A study of prisoners released from the 'therapeutic community' at Grendon jail, in Buckinghamshire, found that its former inmates were twice as likely to keep a clean record as offenders released from ordinary jails.

The prison's psychology department tracked 214 inmates released between 1983 and 1989. Only 18 per cent of men who had been through Grendon's 18-month course of therapy reoffended. Nationally, 42 per cent of prisoners reoffend.

Tim Newell, the governor of Grendon, said that the research was the first proof that violent men who had been through the jail's course had a much better than average chance of reforming. The findings could have a wider significance as the belief that sex offenders can be treated remains highly controversial.

Grendon does not claim that it can cure violent criminals and emphasises that staff can only work with inmates who want to reform. Nevertheless, news of the study's findings, which were accompanied yesterday by the publication of a highly complimentary report on the jail's 'extraordinarily high' standards from Judge Stephen Tumim, the Chief Inspector of Prisons, will be seen as a vindication of its often brutally frank use of group therapy.

Mr Newell described the study as 'a very positive confirmation that our policy of challenging the concepts of violent offenders can have an effect'.

Grendon organises the majority of its 190 inmates into communities of about 40 prisoners. These are broken up into smaller sub- groups in which the men are encouraged to confront their relationships with women, self- esteem, sexuality and ability to handle conflict and stress.

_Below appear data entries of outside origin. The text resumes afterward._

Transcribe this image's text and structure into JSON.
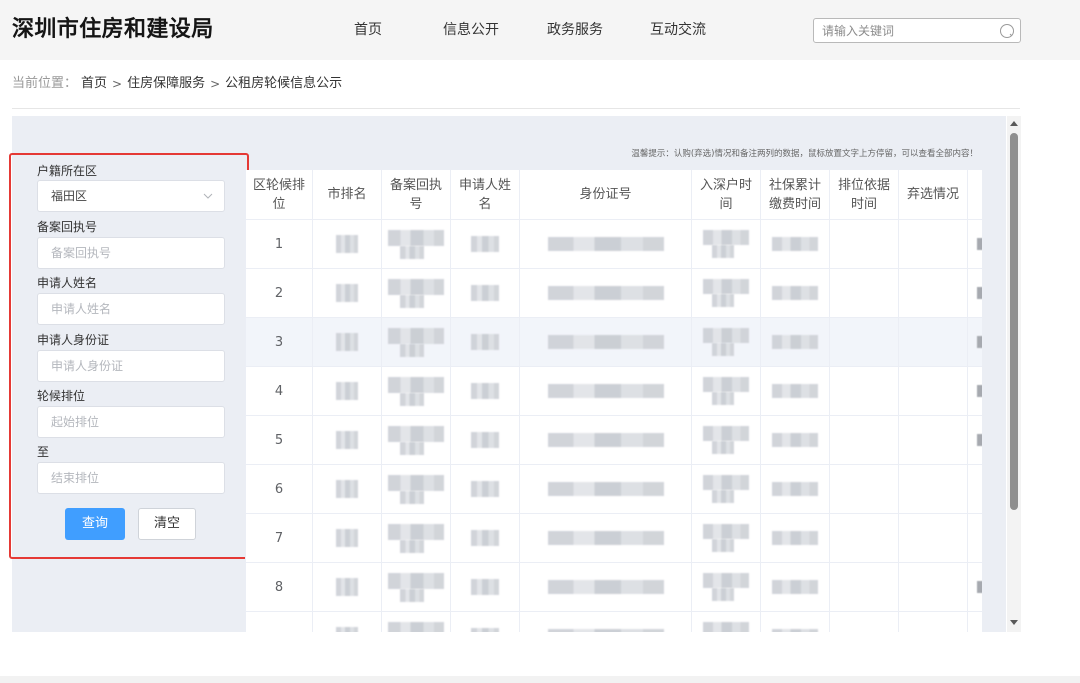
{
  "header": {
    "title": "深圳市住房和建设局",
    "nav": [
      {
        "label": "首页"
      },
      {
        "label": "信息公开"
      },
      {
        "label": "政务服务"
      },
      {
        "label": "互动交流"
      }
    ],
    "search": {
      "placeholder": "请输入关键词",
      "icon": "search-icon"
    }
  },
  "breadcrumb": {
    "prefix": "当前位置：",
    "separator": ">",
    "items": [
      "首页",
      "住房保障服务",
      "公租房轮候信息公示"
    ]
  },
  "filters": {
    "district": {
      "label": "户籍所在区",
      "value": "福田区",
      "icon": "chevron-down-icon"
    },
    "receipt_no": {
      "label": "备案回执号",
      "placeholder": "备案回执号"
    },
    "applicant_name": {
      "label": "申请人姓名",
      "placeholder": "申请人姓名"
    },
    "applicant_id": {
      "label": "申请人身份证",
      "placeholder": "申请人身份证"
    },
    "rank_from": {
      "label": "轮候排位",
      "placeholder": "起始排位"
    },
    "rank_to": {
      "label": "至",
      "placeholder": "结束排位"
    },
    "query_label": "查询",
    "clear_label": "清空"
  },
  "hint": "温馨提示：认购(弃选)情况和备注两列的数据，鼠标放置文字上方停留，可以查看全部内容！",
  "table": {
    "columns": [
      "区轮候排位",
      "市排名",
      "备案回执号",
      "申请人姓名",
      "身份证号",
      "入深户时间",
      "社保累计缴费时间",
      "排位依据时间",
      "弃选情况"
    ],
    "highlighted_row": 2,
    "rows": [
      {
        "rank": "1",
        "tail": true
      },
      {
        "rank": "2",
        "tail": true
      },
      {
        "rank": "3",
        "tail": true
      },
      {
        "rank": "4",
        "tail": true
      },
      {
        "rank": "5",
        "tail": true
      },
      {
        "rank": "6",
        "tail": false
      },
      {
        "rank": "7",
        "tail": false
      },
      {
        "rank": "8",
        "tail": true
      },
      {
        "tail": false
      }
    ]
  },
  "colors": {
    "primary": "#409eff",
    "annotation": "#e53935",
    "panel": "#ebeef4",
    "header_bg": "#f5f5f5"
  }
}
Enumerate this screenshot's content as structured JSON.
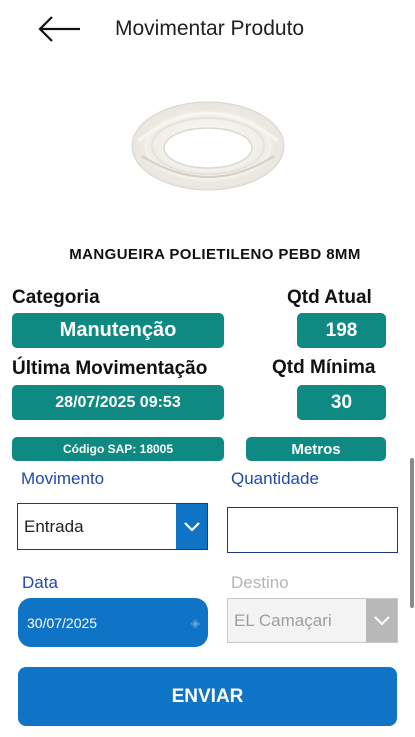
{
  "header": {
    "title": "Movimentar Produto",
    "back_icon": "arrow-left-icon"
  },
  "product": {
    "image_icon": "coiled-hose-image",
    "name": "MANGUEIRA POLIETILENO PEBD 8MM"
  },
  "info": {
    "category_label": "Categoria",
    "category_value": "Manutenção",
    "qty_current_label": "Qtd Atual",
    "qty_current_value": "198",
    "last_movement_label": "Última Movimentação",
    "last_movement_value": "28/07/2025 09:53",
    "qty_min_label": "Qtd Mínima",
    "qty_min_value": "30",
    "sap_code": "Código SAP: 18005",
    "unit": "Metros"
  },
  "form": {
    "movement_label": "Movimento",
    "movement_value": "Entrada",
    "quantity_label": "Quantidade",
    "quantity_value": "",
    "date_label": "Data",
    "date_value": "30/07/2025",
    "destination_label": "Destino",
    "destination_value": "EL Camaçari",
    "submit_label": "ENVIAR"
  },
  "colors": {
    "teal": "#0f8a82",
    "blue": "#0f73c6",
    "label_blue": "#1f4aa8",
    "disabled_gray": "#b5b5b5"
  }
}
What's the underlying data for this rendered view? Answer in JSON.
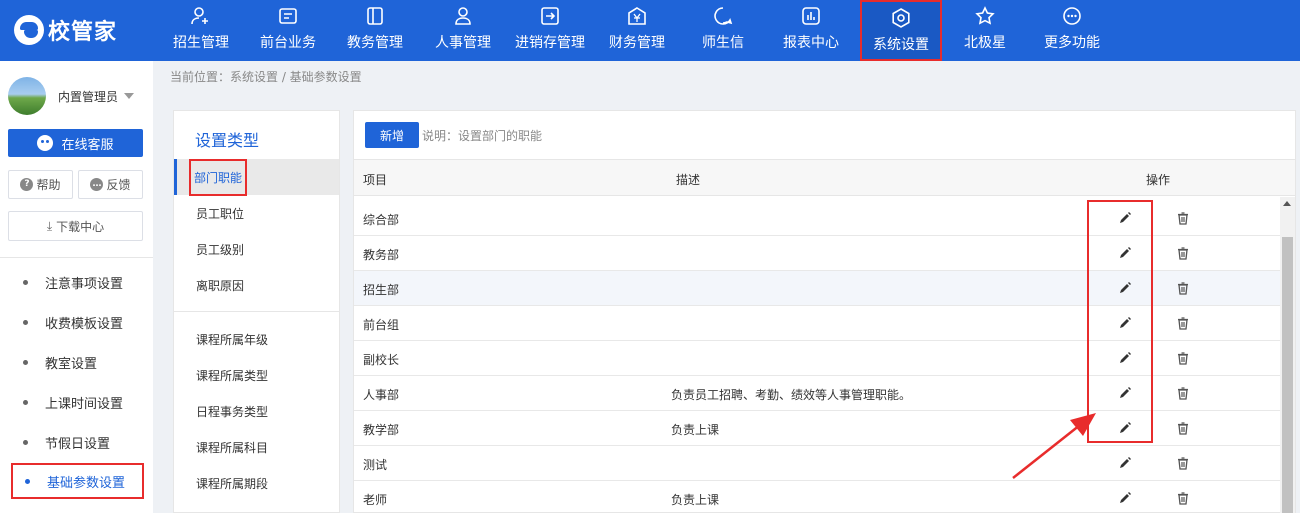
{
  "app": {
    "logo_text": "校管家",
    "brand_color": "#1f64d8",
    "highlight_color": "#e82c2c"
  },
  "nav": {
    "items": [
      {
        "label": "招生管理",
        "icon": "person-add-icon"
      },
      {
        "label": "前台业务",
        "icon": "card-icon"
      },
      {
        "label": "教务管理",
        "icon": "book-icon"
      },
      {
        "label": "人事管理",
        "icon": "person-icon"
      },
      {
        "label": "进销存管理",
        "icon": "exchange-icon"
      },
      {
        "label": "财务管理",
        "icon": "yen-icon"
      },
      {
        "label": "师生信",
        "icon": "chat-icon"
      },
      {
        "label": "报表中心",
        "icon": "bar-chart-icon"
      },
      {
        "label": "系统设置",
        "icon": "gear-icon",
        "active": true
      },
      {
        "label": "北极星",
        "icon": "star-icon"
      },
      {
        "label": "更多功能",
        "icon": "more-icon"
      }
    ]
  },
  "sidebar": {
    "user_name": "内置管理员",
    "service_label": "在线客服",
    "help_label": "帮助",
    "feedback_label": "反馈",
    "download_label": "下载中心",
    "items": [
      {
        "label": "注意事项设置"
      },
      {
        "label": "收费模板设置"
      },
      {
        "label": "教室设置"
      },
      {
        "label": "上课时间设置"
      },
      {
        "label": "节假日设置"
      },
      {
        "label": "基础参数设置",
        "active": true
      }
    ]
  },
  "breadcrumb": "当前位置：系统设置 / 基础参数设置",
  "settings_type": {
    "title": "设置类型",
    "group1": [
      "部门职能",
      "员工职位",
      "员工级别",
      "离职原因"
    ],
    "group2": [
      "课程所属年级",
      "课程所属类型",
      "日程事务类型",
      "课程所属科目",
      "课程所属期段"
    ],
    "active_index": 0
  },
  "main": {
    "new_button": "新增",
    "note": "说明：设置部门的职能",
    "columns": [
      "项目",
      "描述",
      "操作"
    ],
    "rows": [
      {
        "name": "综合部",
        "desc": ""
      },
      {
        "name": "教务部",
        "desc": ""
      },
      {
        "name": "招生部",
        "desc": ""
      },
      {
        "name": "前台组",
        "desc": ""
      },
      {
        "name": "副校长",
        "desc": ""
      },
      {
        "name": "人事部",
        "desc": "负责员工招聘、考勤、绩效等人事管理职能。"
      },
      {
        "name": "教学部",
        "desc": "负责上课"
      },
      {
        "name": "测试",
        "desc": ""
      },
      {
        "name": "老师",
        "desc": "负责上课"
      }
    ]
  }
}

The results of the self-criticism can often be explosive. One visitor described seeing a child abuser being 'torn apart' by his group when he announced that he had been offered a place in a Catholic monastery. 'Everyone else pointed out that child abusers wanted to become priests and teachers so they could prey on children from a position of trust,' he said. 'They . . . forced him to reconsider.'

The jail has also rejected the practice of giving sex offenders libido suppressing drugs.

Adam Sampson, deputy director of the Prison Reform Trust and one of the country's leading experts on sex crime, praised Grendon's attempts to break up patterns of offending, but added that only a few hundred of the 3,000 sex offenders in British prisons could go to the jail.

'Most offenders are in pretty dreadful prisons,' he said. 'The Home Office did promise that inmates outside Grendon would receive treatment too, but in reality only a handful have benefited.'

Mr Sampson also warned against using the criminal records of former prisoners to prove that a course of treatment had worked. 'The truth is that many sex offences aren't reported and most sex offenders aren't caught. We simply cannot say with certainty whether an ex-prisoner . . . has not reoffended.'